“Don’t touch that!”
“Get out of my—“
“Ooooow!” A yelp punctuated by a crash followed by a long burble of sobbing.
This happens in my house too many times a week to count. The 13-year-old martial arts devotee fiercely protects her privacy and her property. The 9-year-old practices boundary testing in the form of intrusive questions and uninvited hugs. Both girls, in school, are models of temperance. At home they are a perfect storm of stereotypical sibling warfare.
If this sounds familiar, you know that it’s supposed to be “normal.” You know that it’s just nature taking its course, allowing the survival of the fittest to work its logic via the Bratz dolls.
But sometimes you worry. At least I worry. Not just because my girls fight enough to drive my husband and me to spittle-flying stupidity. “You want to go to that fancy high school,” I sputtered during what should have been a perfectly idyllic berry-picking outing, but was peppered by mean girl fuselage. “How ‘bout you learn how to treat your sister with respect?”
I know how long these scars can last. I recall my mother – all grown up with three children of her own – talking vaguely about how she had to “get away” from her elder sister … by moving to another continent. I’ve listened as my younger brother – then in his 40s – explain why even as an adult he had to do certain things to avoid my older brother getting “mad” at him. (As the youngest child, separated by eight years, I got special amnesty from sibling conflict.) Somehow, the things that happened in childhood didn’t evaporate in the clear air of adulthood. They burned on.
So when a new study about the long-term reverberations of sibling aggression shot over the transom, it was like a train wreck: I couldn’t look the other way. Though our society has largely stopped explaining bullying as a healthy way for kids to learn about the real world, the sibling battlefield still has its proponents.
"If siblings hit each other, there's a much different reaction than if that happened between peers," explains associate professor of family studies at the University of New Hampshire Corinna Jenkins Tucker. "It's often dismissed, seen as something that's normal or harmless. Some parents even think it's beneficial, as good training for dealing with conflict and aggression in other relationships."
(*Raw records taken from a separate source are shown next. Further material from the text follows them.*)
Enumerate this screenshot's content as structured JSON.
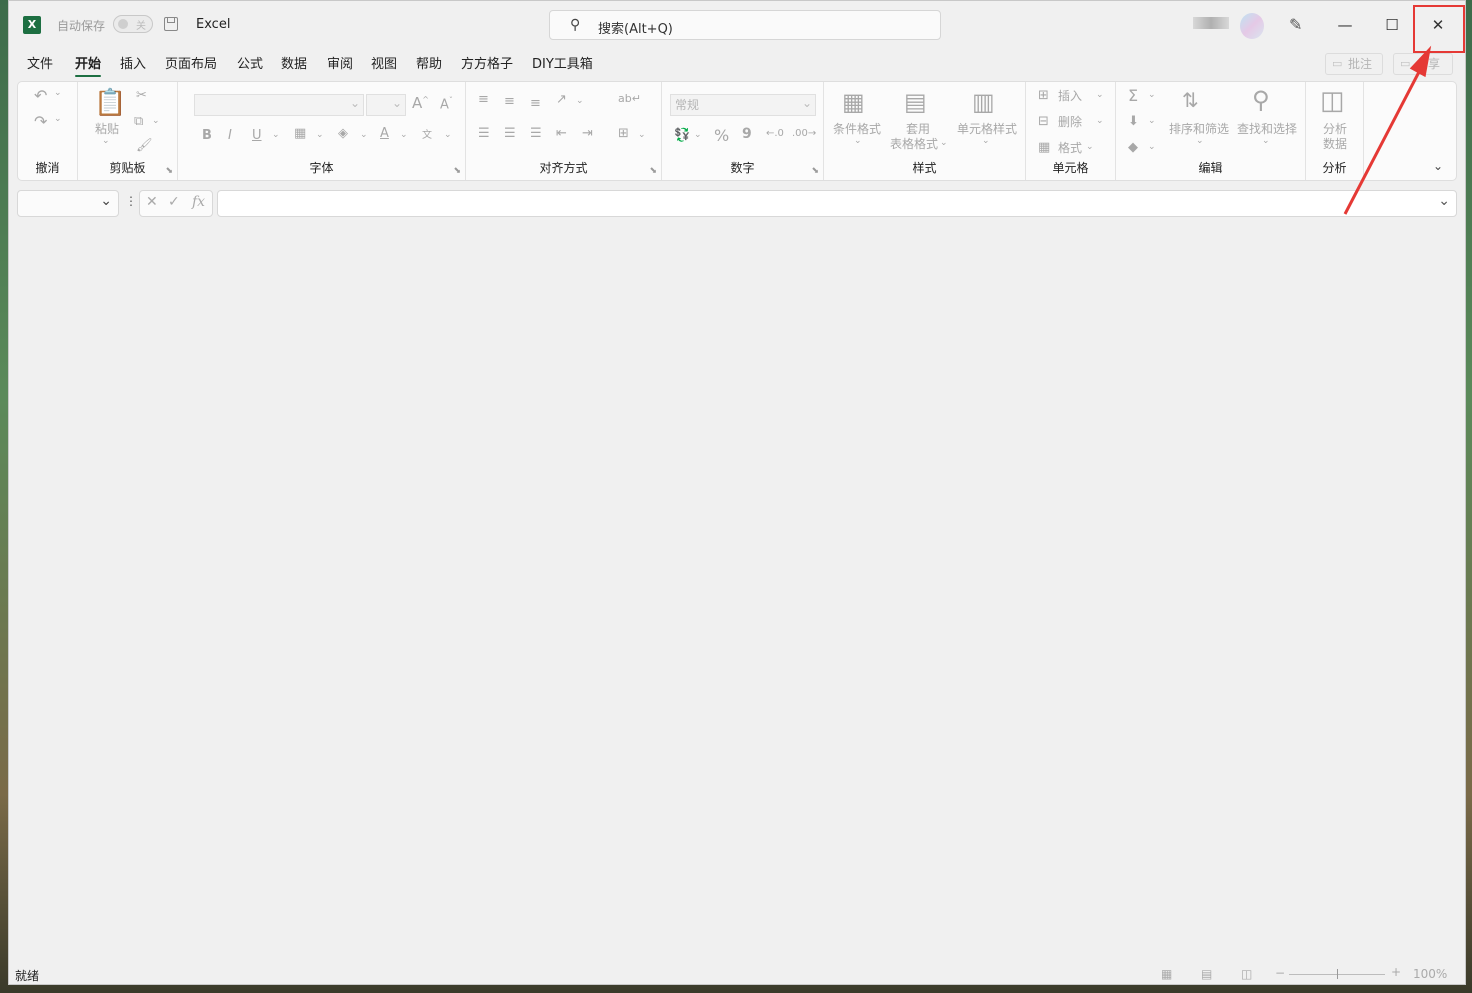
{
  "title_bar": {
    "logo": "X",
    "autosave_label": "自动保存",
    "autosave_state": "关",
    "app_name": "Excel",
    "search_placeholder": "搜索(Alt+Q)",
    "search_icon": "search-icon",
    "minimize": "—",
    "maximize": "☐",
    "close": "✕"
  },
  "tabs": [
    "文件",
    "开始",
    "插入",
    "页面布局",
    "公式",
    "数据",
    "审阅",
    "视图",
    "帮助",
    "方方格子",
    "DIY工具箱"
  ],
  "active_tab": "开始",
  "right_buttons": {
    "comments": "批注",
    "share": "共享"
  },
  "ribbon": {
    "groups": {
      "undo": "撤消",
      "clipboard": "剪贴板",
      "font": "字体",
      "alignment": "对齐方式",
      "number": "数字",
      "styles": "样式",
      "cells": "单元格",
      "editing": "编辑",
      "analysis": "分析"
    },
    "paste": "粘贴",
    "bold": "B",
    "italic": "I",
    "underline": "U",
    "number_format": "常规",
    "percent": "%",
    "comma": "9",
    "conditional_format": "条件格式",
    "table_format_1": "套用",
    "table_format_2": "表格格式",
    "cell_styles": "单元格样式",
    "insert": "插入",
    "delete": "删除",
    "format": "格式",
    "sort_filter": "排序和筛选",
    "find_select": "查找和选择",
    "analyze_1": "分析",
    "analyze_2": "数据"
  },
  "formula_bar": {
    "fx": "fx",
    "cancel": "✕",
    "confirm": "✓"
  },
  "status_bar": {
    "status": "就绪",
    "zoom": "100%"
  },
  "colors": {
    "accent": "#1d6f42",
    "highlight": "#e53935"
  }
}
But if Tucker's work has any effect, those days are numbered. According to a new study led by Tucker, sibling aggression leads to significantly worse mental health outcomes in children and adolescents. In fact, there are instances in which the effects of sibling aggression are as powerful as those of peer aggression – i.e. bullying.
The study analyzed a national sample of 3,599 children, ages one month through 17 years, from the National Survey of Children's Exposure to Violence (NatSCEV), tracking the incidences of physical assault (with and without a weapon or injury), stealing or breaking into a sibling’s possessions, as well as verbal aggression, including disparaging remarks and insults. The research, which appears in the July 2013 issue of Pediatrics, showed that children who suffered property and psychological aggression – such as stealing things or verbal abuse – at the hands of their siblings showed the same level of increased depression, anger, and anxiety as those children subject to similar kinds of aggression from peers.
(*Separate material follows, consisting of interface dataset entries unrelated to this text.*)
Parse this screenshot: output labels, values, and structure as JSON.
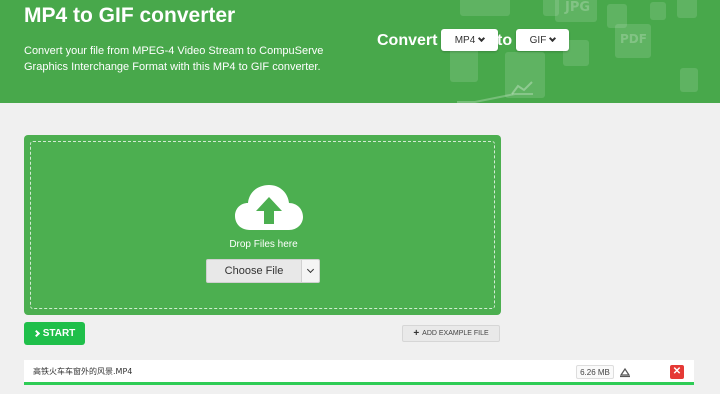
{
  "header": {
    "title": "MP4 to GIF converter",
    "subtitle": "Convert your file from MPEG-4 Video Stream to CompuServe Graphics Interchange Format with this MP4 to GIF converter.",
    "convert_word": "Convert",
    "to_word": "to",
    "from_format": "MP4",
    "to_format": "GIF",
    "bg_jpg": "JPG",
    "bg_pdf": "PDF",
    "accent": "#48a84b"
  },
  "dropzone": {
    "drop_text": "Drop Files here",
    "choose_label": "Choose File",
    "color": "#4caf50"
  },
  "actions": {
    "start_label": "START",
    "example_label": "ADD EXAMPLE FILE"
  },
  "files": [
    {
      "name": "高铁火车车窗外的风景.MP4",
      "size": "6.26 MB"
    }
  ],
  "icons": {
    "upload": "cloud-upload-icon",
    "start": "chevron-right-icon",
    "example": "plus-icon",
    "settings": "settings-icon",
    "delete": "close-icon"
  }
}
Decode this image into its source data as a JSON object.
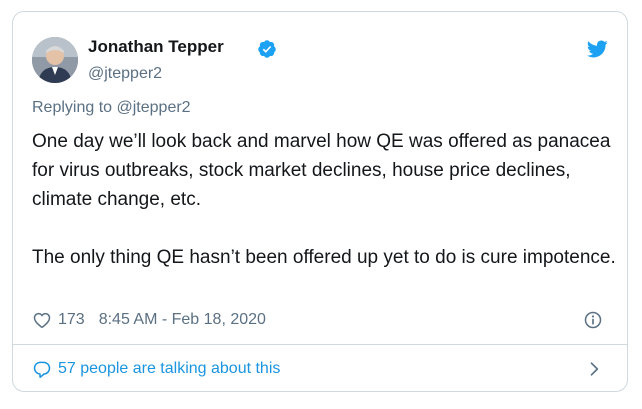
{
  "user": {
    "display_name": "Jonathan Tepper",
    "handle": "@jtepper2",
    "verified": true
  },
  "reply": {
    "prefix": "Replying to ",
    "to_handle": "@jtepper2"
  },
  "tweet": {
    "paragraphs": [
      "One day we’ll look back and marvel how QE was offered as panacea for virus outbreaks, stock market declines, house price declines, climate change, etc.",
      "The only thing QE hasn’t been offered up yet to do is cure impotence."
    ]
  },
  "meta": {
    "like_count": "173",
    "timestamp": "8:45 AM - Feb 18, 2020"
  },
  "conversation": {
    "label": "57 people are talking about this"
  },
  "icons": {
    "verified": "verified-badge-icon",
    "brand": "twitter-bird-icon",
    "like": "heart-icon",
    "info": "info-icon",
    "conversation": "speech-bubble-icon",
    "chevron": "chevron-right-icon"
  },
  "colors": {
    "brand_blue": "#1da1f2",
    "link_blue": "#1b95e0",
    "secondary_text": "#5b7083",
    "border": "#cfd9de"
  }
}
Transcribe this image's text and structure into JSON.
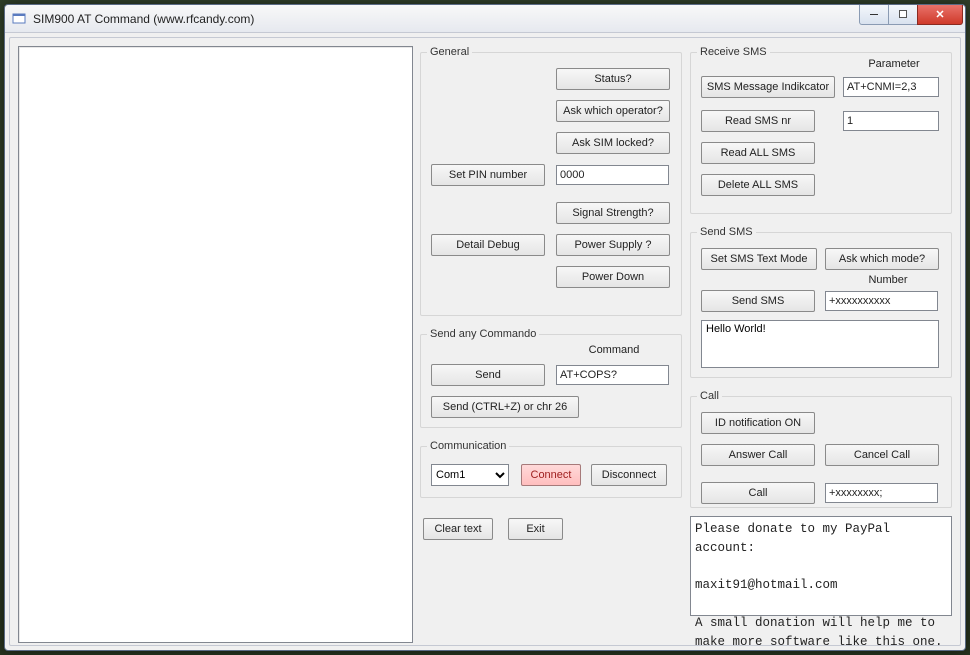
{
  "window": {
    "title": "SIM900 AT Command (www.rfcandy.com)"
  },
  "general": {
    "legend": "General",
    "status_btn": "Status?",
    "ask_operator_btn": "Ask which operator?",
    "ask_sim_locked_btn": "Ask SIM locked?",
    "set_pin_btn": "Set PIN number",
    "pin_value": "0000",
    "signal_btn": "Signal Strength?",
    "detail_debug_btn": "Detail Debug",
    "power_supply_btn": "Power Supply ?",
    "power_down_btn": "Power Down"
  },
  "send_any": {
    "legend": "Send any Commando",
    "send_btn": "Send",
    "command_label": "Command",
    "command_value": "AT+COPS?",
    "send_ctrlz_btn": "Send (CTRL+Z) or chr 26"
  },
  "comm": {
    "legend": "Communication",
    "port_selected": "Com1",
    "connect_btn": "Connect",
    "disconnect_btn": "Disconnect"
  },
  "bottom": {
    "clear_btn": "Clear text",
    "exit_btn": "Exit"
  },
  "receive_sms": {
    "legend": "Receive SMS",
    "param_label": "Parameter",
    "sms_indicator_btn": "SMS Message Indikcator",
    "param_value": "AT+CNMI=2,3",
    "read_sms_nr_btn": "Read SMS nr",
    "read_sms_nr_value": "1",
    "read_all_btn": "Read ALL SMS",
    "delete_all_btn": "Delete ALL SMS"
  },
  "send_sms": {
    "legend": "Send SMS",
    "set_text_mode_btn": "Set SMS Text Mode",
    "ask_mode_btn": "Ask which mode?",
    "number_label": "Number",
    "send_sms_btn": "Send SMS",
    "number_value": "+xxxxxxxxxx",
    "message_value": "Hello World!"
  },
  "call": {
    "legend": "Call",
    "id_notify_btn": "ID notification ON",
    "answer_btn": "Answer Call",
    "cancel_btn": "Cancel Call",
    "call_btn": "Call",
    "number_value": "+xxxxxxxx;"
  },
  "donate": {
    "text": "Please donate to my PayPal account:\n\nmaxit91@hotmail.com\n\nA small donation will help me to\nmake more software like this one."
  }
}
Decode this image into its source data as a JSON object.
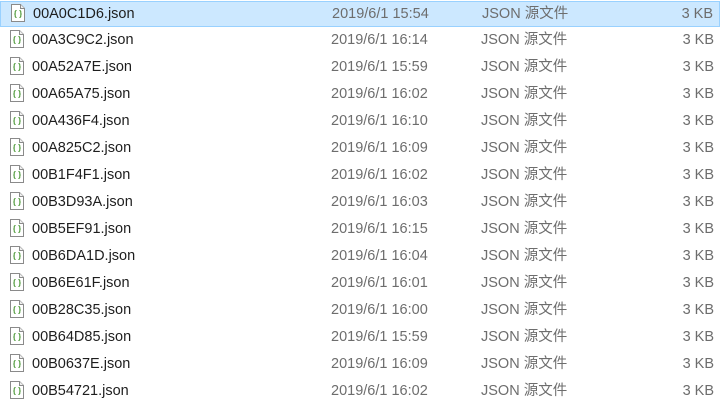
{
  "files": [
    {
      "name": "00A0C1D6.json",
      "modified": "2019/6/1 15:54",
      "type": "JSON 源文件",
      "size": "3 KB",
      "selected": true
    },
    {
      "name": "00A3C9C2.json",
      "modified": "2019/6/1 16:14",
      "type": "JSON 源文件",
      "size": "3 KB"
    },
    {
      "name": "00A52A7E.json",
      "modified": "2019/6/1 15:59",
      "type": "JSON 源文件",
      "size": "3 KB"
    },
    {
      "name": "00A65A75.json",
      "modified": "2019/6/1 16:02",
      "type": "JSON 源文件",
      "size": "3 KB"
    },
    {
      "name": "00A436F4.json",
      "modified": "2019/6/1 16:10",
      "type": "JSON 源文件",
      "size": "3 KB"
    },
    {
      "name": "00A825C2.json",
      "modified": "2019/6/1 16:09",
      "type": "JSON 源文件",
      "size": "3 KB"
    },
    {
      "name": "00B1F4F1.json",
      "modified": "2019/6/1 16:02",
      "type": "JSON 源文件",
      "size": "3 KB"
    },
    {
      "name": "00B3D93A.json",
      "modified": "2019/6/1 16:03",
      "type": "JSON 源文件",
      "size": "3 KB"
    },
    {
      "name": "00B5EF91.json",
      "modified": "2019/6/1 16:15",
      "type": "JSON 源文件",
      "size": "3 KB"
    },
    {
      "name": "00B6DA1D.json",
      "modified": "2019/6/1 16:04",
      "type": "JSON 源文件",
      "size": "3 KB"
    },
    {
      "name": "00B6E61F.json",
      "modified": "2019/6/1 16:01",
      "type": "JSON 源文件",
      "size": "3 KB"
    },
    {
      "name": "00B28C35.json",
      "modified": "2019/6/1 16:00",
      "type": "JSON 源文件",
      "size": "3 KB"
    },
    {
      "name": "00B64D85.json",
      "modified": "2019/6/1 15:59",
      "type": "JSON 源文件",
      "size": "3 KB"
    },
    {
      "name": "00B0637E.json",
      "modified": "2019/6/1 16:09",
      "type": "JSON 源文件",
      "size": "3 KB"
    },
    {
      "name": "00B54721.json",
      "modified": "2019/6/1 16:02",
      "type": "JSON 源文件",
      "size": "3 KB"
    }
  ],
  "icon": "json-file-icon",
  "colors": {
    "selection_bg": "#cce8ff",
    "selection_border": "#99d1ff",
    "secondary_text": "#6d6d6d"
  }
}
In other words, sibling aggression can be as damaging as peer bullying – no matter what we call it. It's not a new idea -- parenting guru Christine Carter argues the same in a GreatSchools’ video interview -- but it's the first time the effects of such sibling aggression have been subjected to such scientific scrutiny.
Tucker argues that the findings should trigger a change in parental and educational attitudes. “The aggression among siblings should be taken just as seriously as that among peers,” she told the New York Times, adding that programs that address bullying in schools should add a focus on sibling abuse as well.
The problem for parents? Seeing clearly what is right before our eyes. They are our beloved children, after all. Our very gaze casts the gauzy light of bias. How do we know in the moment, is a particular struggle between our children harmless acts of competition and conflict – or are they incidences of sibuse?
According to experts, the distinction comes from the power differential. If one child remains consistently the victim of the other’s physical or verbal aggression – even if it’s only name-calling – it’s abuse. It sounds very clear, but that's easier said than discerned. Sometimes I know I over react, othertimes I fear I under react – in the middle of the conflict, I rarely know who to believe. Sometimes when I think my elder has crossed a line by lashing out, and I lay down the line with her, the younger one comes to her rescue and explains that she was actually exaggerating and pretending to be hurt. It’s an ever changing Roshomon tale of slammed doors and innuendo and stolen cookies.
How do you deal with sibling rivalry? I’d love to hear your stories and your struggles. Have your ideas changed as your children grow older? Does your own childhood experience influence your approach as a parent?